A marine sponge may hold the key to beating superbug infections
Researchers have found that a compound found in deep-water marine sponges may offer a way to fight methicillin-resistant Staphylococcus aureus (MRSA) infections.
There has been growing fears of extremely virulent infections which are resistant to standard antibiotic treatment. The search for a treatment for these potentially lethal infections has been ongoing.
Antibacterial properties of a compound from a deep water sponge may be effective in the fight against MRSA infections
Florida Atlantic University reports the antibacterial properties of a compound from a deep water sponge may be effective in the fight against MRSA infections. This deep water sponge has been found near the Bahamas.
MRSA bacteria are called the superbug
MRSA bacteria are also called the "superbug." These bacteria are resistant to all of the beta-lactam antibiotics such as penicillin, methicillin, oxacillin and amoxicillin and they therefore are potentially fatal.
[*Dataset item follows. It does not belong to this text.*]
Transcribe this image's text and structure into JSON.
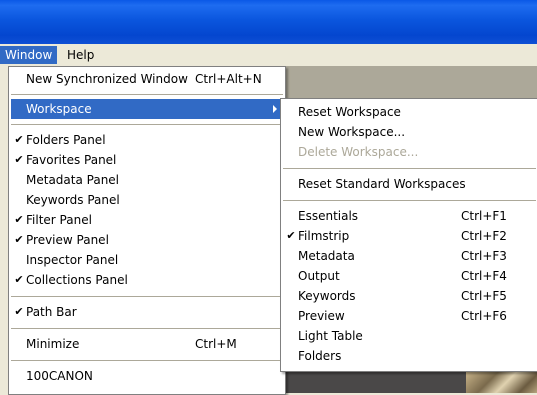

There are greater than 80,000 invasive MRSA infections and 11,285 associated deaths a year according to the Centers for Disease Control and Prevention.
The antibiotic derived from marine sponges is called "dragmacidin G"
The researchers have coined the name for the antibiotic derived from marine sponges "dragmacidin G." This antibiotic has been found to have a broad spectrum of biological activity which includes inhibiting MRSA and many pancreatic cancer cell lines. Amy Wright, Ph.D., who was lead author of this research and a research professor at FAU's Harbor Branch, says it has been discovered sponges of the genus Spongosorites are a source of substances which have antibacterial, antifungal, antiviral, antiplasmodial, cytotoxic and anti-inflammatory treatment activities.
When superbugs strike doctors can't stop it from spreading
It has been reported by WebMD that when MRSA superbugs strike doctors can't stop it from spreading. This has created an urgent concern internationally that has prompted action.
MedlinePlus reports that the key to stopping MRSA infections in hospitals is better infection control. In order to prevent community associated MRSA it is important to practice good hygiene. Cuts and scrapes should be well covered with a bandage until they are healed. It is important to avoid making contact with the wounds and bandages of other people.
Other suggestions to prevent community associated MRSA include not sharing personal items, such as towels, washcloths, clothes, or razors. Soiled sheets, towels, and clothes should be washed in hot water with bleach and dried in a hot dryer.
Clearly MRSA superbugs are continuing to strike in hospitals and communities in spite of a growing awareness of measures which can be taken to avoid being hit with these potentially lethal infections. The finding that substances in marine sponges have antibacterial properties which are effective in MRSA treatment offers hope in the fight against these deadly bacteria.